- _PROBLEM TO WORK ON_
In the material below, find every line containing "JSON" and copy that line.

########

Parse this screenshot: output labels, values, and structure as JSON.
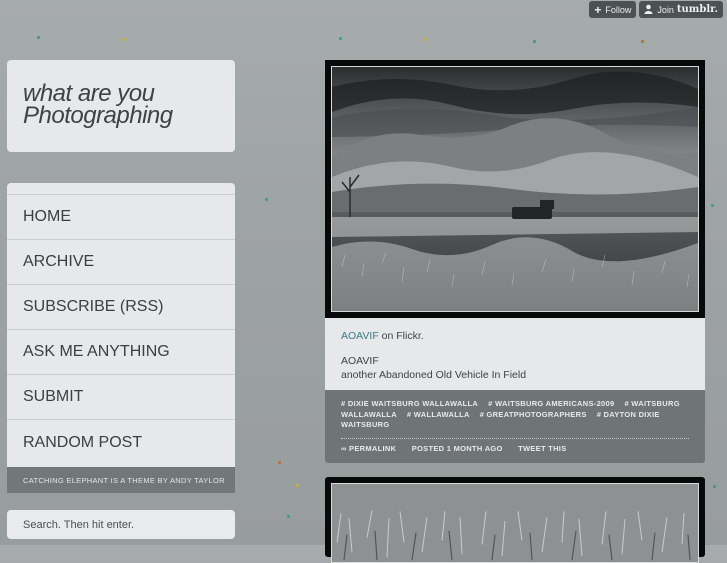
{
  "tumblr": {
    "follow_label": "Follow",
    "join_label": "Join",
    "brand": "tumblr."
  },
  "blog": {
    "title_line1": "what are you",
    "title_line2": "Photographing"
  },
  "nav": {
    "items": [
      {
        "label": "HOME"
      },
      {
        "label": "ARCHIVE"
      },
      {
        "label": "SUBSCRIBE (RSS)"
      },
      {
        "label": "ASK ME ANYTHING"
      },
      {
        "label": "SUBMIT"
      },
      {
        "label": "RANDOM POST"
      }
    ],
    "footer": "CATCHING ELEPHANT IS A THEME BY ANDY TAYLOR"
  },
  "search": {
    "placeholder": "Search. Then hit enter."
  },
  "post": {
    "source_link": "AOAVIF",
    "source_suffix": " on Flickr.",
    "title": "AOAVIF",
    "description": "another Abandoned Old Vehicle In Field",
    "tags": [
      "# DIXIE WAITSBURG WALLAWALLA",
      "# WAITSBURG AMERICANS-2009",
      "# WAITSBURG WALLAWALLA",
      "# WALLAWALLA",
      "# GREATPHOTOGRAPHERS",
      "# DAYTON DIXIE WAITSBURG"
    ],
    "permalink": "∞ PERMALINK",
    "posted": "POSTED 1 MONTH AGO",
    "tweet": "TWEET THIS"
  },
  "colors": {
    "background": "#9ea3a4",
    "panel": "#e6e8e9",
    "link": "#3a7d86",
    "meta_bg": "#6f7475"
  }
}
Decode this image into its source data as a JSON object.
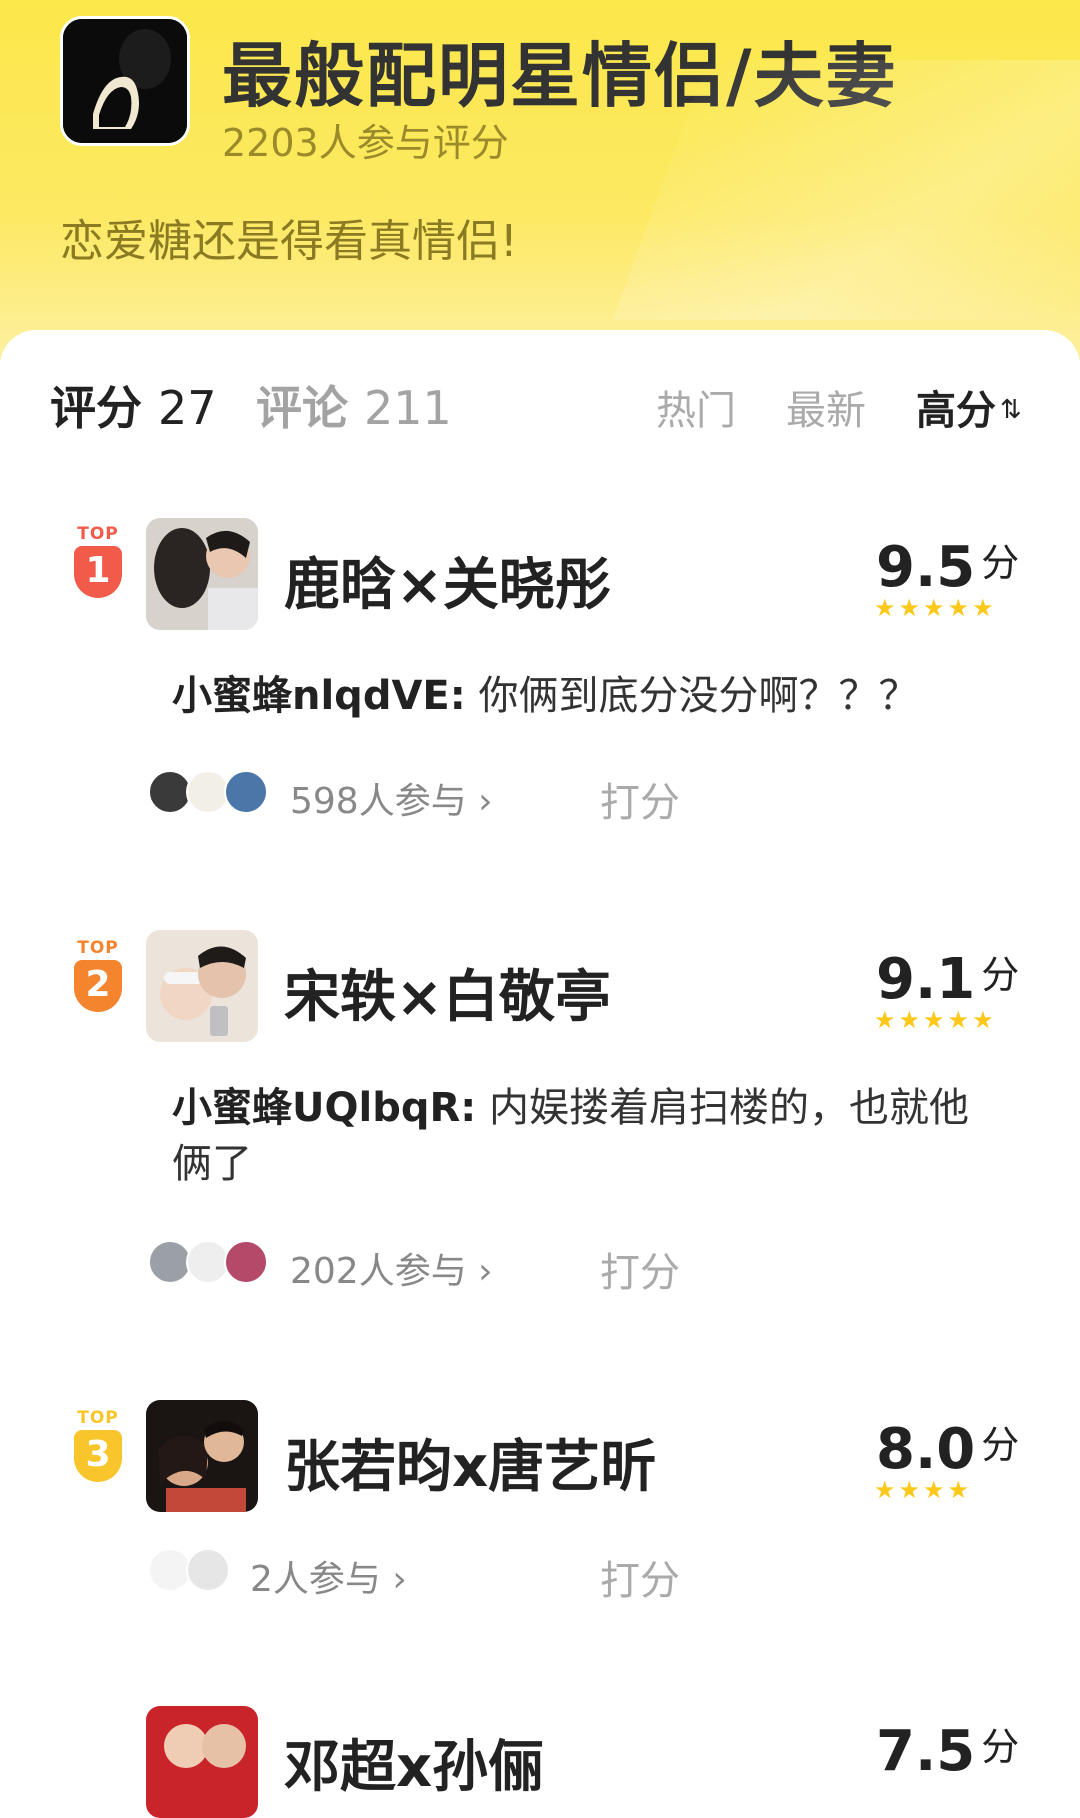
{
  "header": {
    "title": "最般配明星情侣/夫妻",
    "participants": "2203人参与评分",
    "slogan": "恋爱糖还是得看真情侣!"
  },
  "tabs": {
    "score_label": "评分",
    "score_count": "27",
    "comment_label": "评论",
    "comment_count": "211"
  },
  "sort": {
    "hot": "热门",
    "new": "最新",
    "high": "高分",
    "high_icon": "⇅"
  },
  "entries": [
    {
      "rank_label": "TOP",
      "rank": "1",
      "name": "鹿晗×关晓彤",
      "score": "9.5",
      "unit": "分",
      "stars": "★★★★★",
      "comment_user": "小蜜蜂nlqdVE:",
      "comment_text": "你俩到底分没分啊？？？",
      "joined": "598人参与 ›",
      "rate_label": "打分",
      "badge_color": "#f25b4a"
    },
    {
      "rank_label": "TOP",
      "rank": "2",
      "name": "宋轶×白敬亭",
      "score": "9.1",
      "unit": "分",
      "stars": "★★★★★",
      "comment_user": "小蜜蜂UQlbqR:",
      "comment_text": "内娱搂着肩扫楼的，也就他俩了",
      "joined": "202人参与 ›",
      "rate_label": "打分",
      "badge_color": "#f5842f"
    },
    {
      "rank_label": "TOP",
      "rank": "3",
      "name": "张若昀x唐艺昕",
      "score": "8.0",
      "unit": "分",
      "stars": "★★★★",
      "joined": "2人参与 ›",
      "rate_label": "打分",
      "badge_color": "#f8c52a"
    },
    {
      "name": "邓超x孙俪",
      "score": "7.5",
      "unit": "分"
    }
  ]
}
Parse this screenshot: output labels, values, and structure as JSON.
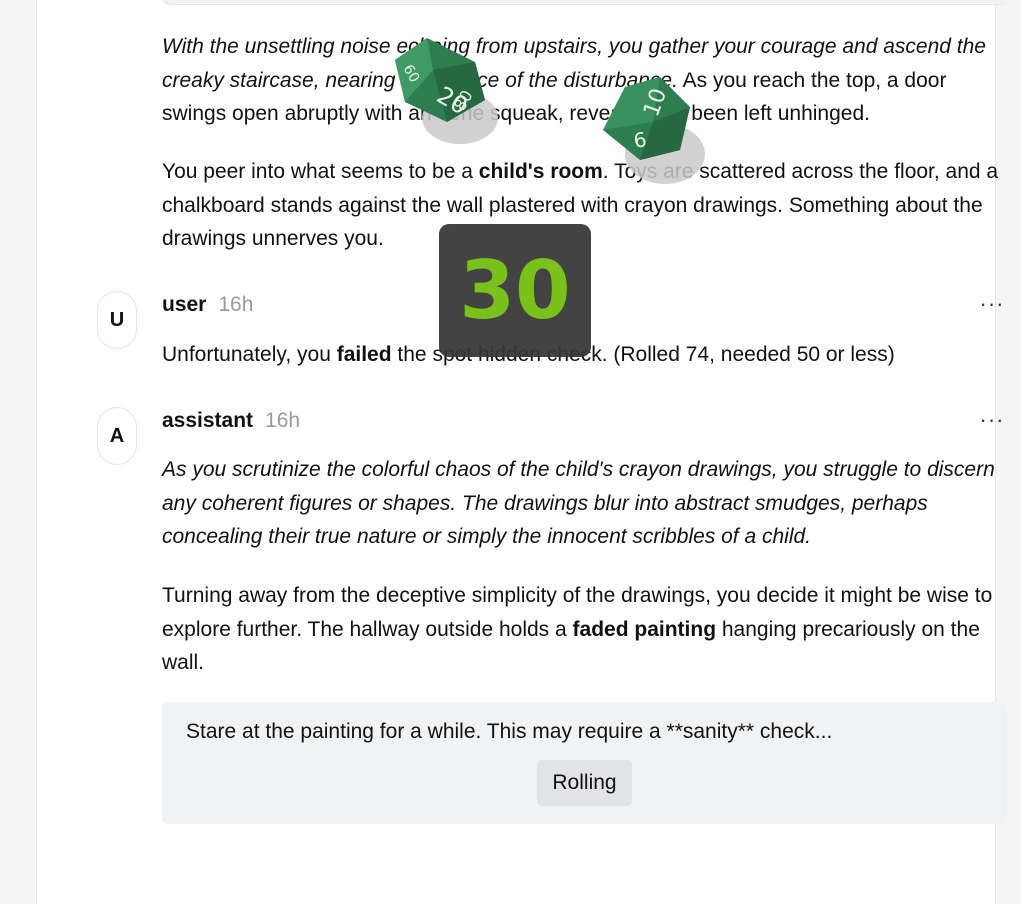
{
  "messages": [
    {
      "role": "assistant",
      "paragraphs": [
        {
          "italic": "With the unsettling noise echoing from upstairs, you gather your courage and ascend the creaky staircase, nearing the source of the disturbance.",
          "text": " As you reach the top, a door swings open abruptly with an eerie squeak, revealing it's been left unhinged."
        },
        {
          "before": "You peer into what seems to be a ",
          "bold": "child's room",
          "after": ". Toys are scattered across the floor, and a chalkboard stands against the wall plastered with crayon drawings. Something about the drawings unnerves you."
        }
      ]
    },
    {
      "avatar": "U",
      "author": "user",
      "time": "16h",
      "before": "Unfortunately, you ",
      "bold": "failed",
      "after": " the spot hidden check. (Rolled 74, needed 50 or less)"
    },
    {
      "avatar": "A",
      "author": "assistant",
      "time": "16h",
      "italic": "As you scrutinize the colorful chaos of the child's crayon drawings, you struggle to discern any coherent figures or shapes. The drawings blur into abstract smudges, perhaps concealing their true nature or simply the innocent scribbles of a child.",
      "before": "Turning away from the deceptive simplicity of the drawings, you decide it might be wise to explore further. The hallway outside holds a ",
      "bold": "faded painting",
      "after": " hanging precariously on the wall."
    }
  ],
  "more_label": "···",
  "action": {
    "prompt": "Stare at the painting for a while. This may require a **sanity** check...",
    "button": "Rolling"
  },
  "dice": {
    "result": "30",
    "result_color": "#7ac11c",
    "die_color": "#2e7d4f",
    "die1_faces": [
      "20",
      "80",
      "60"
    ],
    "die2_faces": [
      "10",
      "6"
    ]
  }
}
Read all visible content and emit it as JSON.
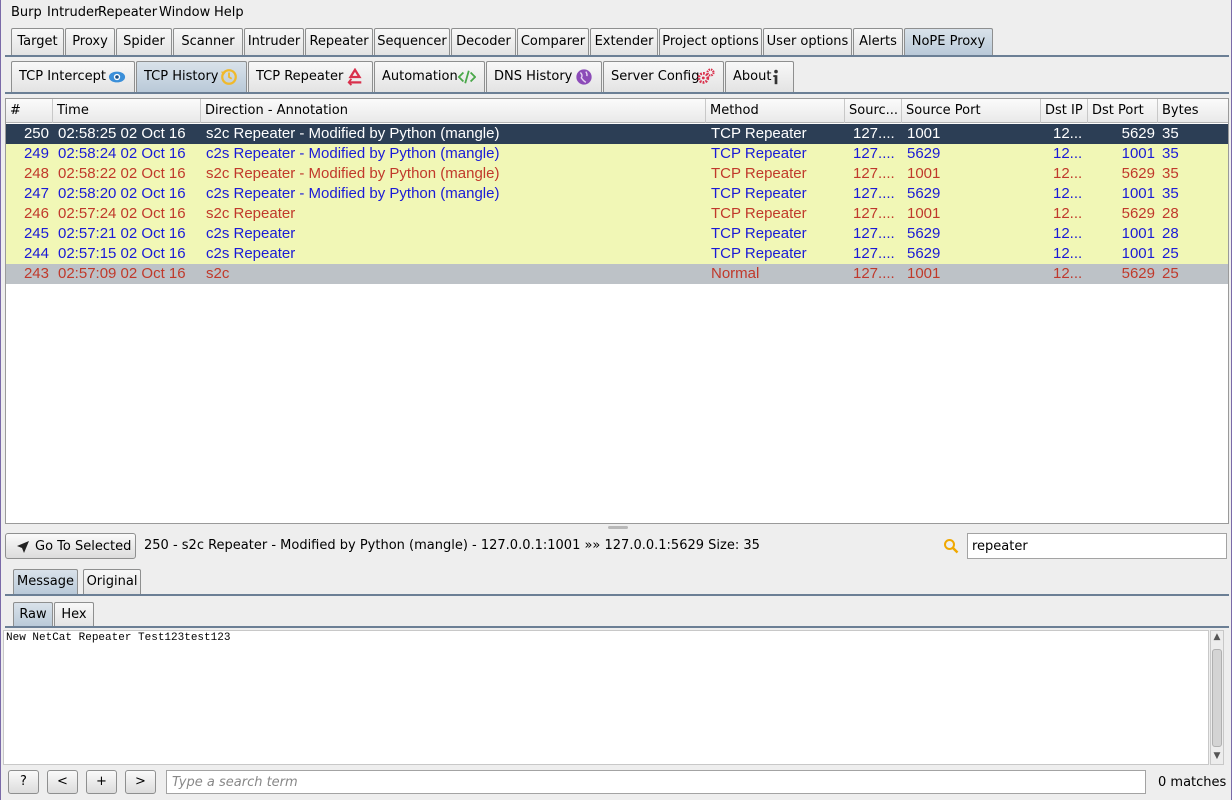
{
  "menubar": [
    "Burp",
    "Intruder",
    "Repeater",
    "Window",
    "Help"
  ],
  "main_tabs": [
    "Target",
    "Proxy",
    "Spider",
    "Scanner",
    "Intruder",
    "Repeater",
    "Sequencer",
    "Decoder",
    "Comparer",
    "Extender",
    "Project options",
    "User options",
    "Alerts",
    "NoPE Proxy"
  ],
  "main_tab_selected": "NoPE Proxy",
  "sub_tabs": [
    {
      "label": "TCP Intercept",
      "icon": "eye-icon"
    },
    {
      "label": "TCP History",
      "icon": "history-icon"
    },
    {
      "label": "TCP Repeater",
      "icon": "recycle-icon"
    },
    {
      "label": "Automation",
      "icon": "code-icon"
    },
    {
      "label": "DNS History",
      "icon": "globe-icon"
    },
    {
      "label": "Server Config",
      "icon": "gears-icon"
    },
    {
      "label": "About",
      "icon": "info-icon"
    }
  ],
  "sub_tab_selected": "TCP History",
  "table": {
    "columns": [
      "#",
      "Time",
      "Direction - Annotation",
      "Method",
      "Sourc...",
      "Source Port",
      "Dst IP",
      "Dst Port",
      "Bytes"
    ],
    "rows": [
      {
        "num": "250",
        "time": "02:58:25 02 Oct 16",
        "dir": "s2c Repeater  - Modified by Python (mangle)",
        "method": "TCP Repeater",
        "src": "127....",
        "sport": "1001",
        "dst": "12...",
        "dport": "5629",
        "bytes": "35",
        "style": "selected"
      },
      {
        "num": "249",
        "time": "02:58:24 02 Oct 16",
        "dir": "c2s Repeater  - Modified by Python (mangle)",
        "method": "TCP Repeater",
        "src": "127....",
        "sport": "5629",
        "dst": "12...",
        "dport": "1001",
        "bytes": "35",
        "style": "c2s"
      },
      {
        "num": "248",
        "time": "02:58:22 02 Oct 16",
        "dir": "s2c Repeater  - Modified by Python (mangle)",
        "method": "TCP Repeater",
        "src": "127....",
        "sport": "1001",
        "dst": "12...",
        "dport": "5629",
        "bytes": "35",
        "style": "s2c"
      },
      {
        "num": "247",
        "time": "02:58:20 02 Oct 16",
        "dir": "c2s Repeater  - Modified by Python (mangle)",
        "method": "TCP Repeater",
        "src": "127....",
        "sport": "5629",
        "dst": "12...",
        "dport": "1001",
        "bytes": "35",
        "style": "c2s"
      },
      {
        "num": "246",
        "time": "02:57:24 02 Oct 16",
        "dir": "s2c Repeater",
        "method": "TCP Repeater",
        "src": "127....",
        "sport": "1001",
        "dst": "12...",
        "dport": "5629",
        "bytes": "28",
        "style": "s2c"
      },
      {
        "num": "245",
        "time": "02:57:21 02 Oct 16",
        "dir": "c2s Repeater",
        "method": "TCP Repeater",
        "src": "127....",
        "sport": "5629",
        "dst": "12...",
        "dport": "1001",
        "bytes": "28",
        "style": "c2s"
      },
      {
        "num": "244",
        "time": "02:57:15 02 Oct 16",
        "dir": "c2s Repeater",
        "method": "TCP Repeater",
        "src": "127....",
        "sport": "5629",
        "dst": "12...",
        "dport": "1001",
        "bytes": "25",
        "style": "c2s"
      },
      {
        "num": "243",
        "time": "02:57:09 02 Oct 16",
        "dir": "s2c",
        "method": "Normal",
        "src": "127....",
        "sport": "1001",
        "dst": "12...",
        "dport": "5629",
        "bytes": "25",
        "style": "normal"
      }
    ]
  },
  "colors": {
    "selected_bg": "#2c3e55",
    "highlight_bg": "#f1f7b6",
    "normal_bg": "#bdc2c7",
    "c2s_text": "#1a1ad6",
    "s2c_text": "#c0392b",
    "tab_line": "#6b7f95"
  },
  "goto_button": "Go To Selected",
  "status_text": "250 - s2c Repeater  - Modified by Python (mangle) - 127.0.0.1:1001 »» 127.0.0.1:5629 Size: 35",
  "filter_value": "repeater",
  "message_tabs": [
    "Message",
    "Original"
  ],
  "message_tab_selected": "Message",
  "view_tabs": [
    "Raw",
    "Hex"
  ],
  "view_tab_selected": "Raw",
  "editor_content": "New NetCat Repeater Test123test123",
  "bottom": {
    "help": "?",
    "prev": "<",
    "add": "+",
    "next": ">",
    "search_placeholder": "Type a search term",
    "matches": "0 matches"
  }
}
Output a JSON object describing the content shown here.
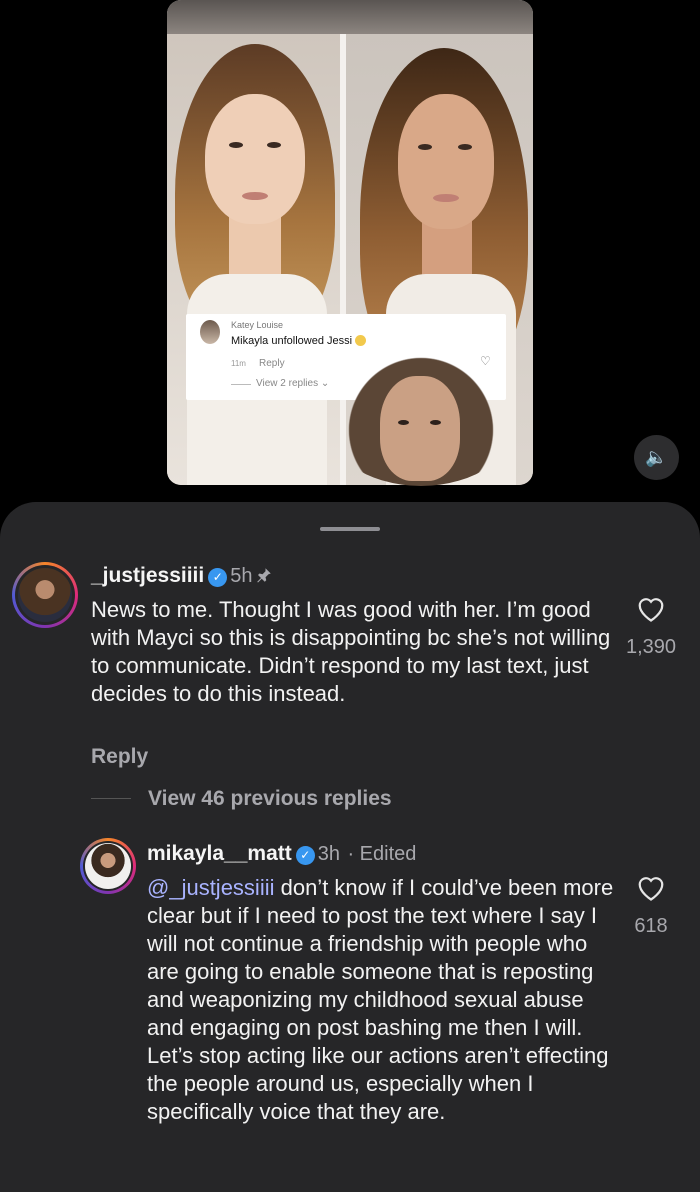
{
  "video": {
    "overlay_comment": {
      "author": "Katey Louise",
      "text": "Mikayla unfollowed Jessi",
      "time": "11m",
      "reply_label": "Reply",
      "view_replies": "View 2 replies"
    },
    "sound_icon": "speaker-icon"
  },
  "comments": [
    {
      "username": "_justjessiiii",
      "time": "5h",
      "pinned": true,
      "text": "News to me. Thought I was good with her. I’m good with Mayci so this is disappointing bc she’s not willing to communicate. Didn’t respond to my last text, just decides to do this instead.",
      "like_count": "1,390",
      "reply_label": "Reply"
    }
  ],
  "view_previous": "View 46 previous replies",
  "reply": {
    "username": "mikayla__matt",
    "time": "3h",
    "edited": "· Edited",
    "mention": "@_justjessiiii",
    "text": " don’t know if I could’ve been more clear but if I need to post the text where I say I will not continue a friendship with people who are going to enable someone that is reposting and weaponizing my childhood sexual abuse and engaging on post bashing me then I will. Let’s stop acting like our actions aren’t effecting the people around us, especially when I specifically voice that they are.",
    "like_count": "618"
  }
}
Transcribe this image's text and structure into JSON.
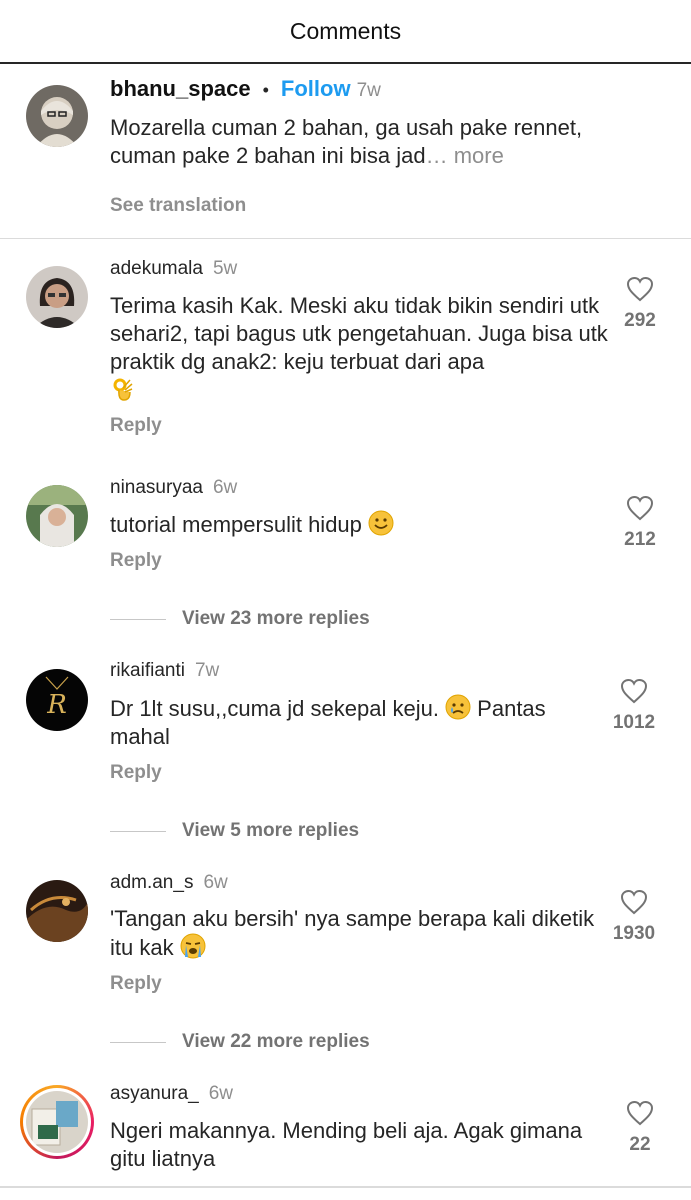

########

- _TASK RESPONSE_
Parse this screenshot: output labels, values, and structure as JSON.
Decode this image into its source data as a JSON object.
Parse this screenshot: output labels, values, and structure as JSON.
Read all visible content and emit it as JSON.
Output a JSON object describing the content shown here.
Transcribe this image's text and structure into JSON.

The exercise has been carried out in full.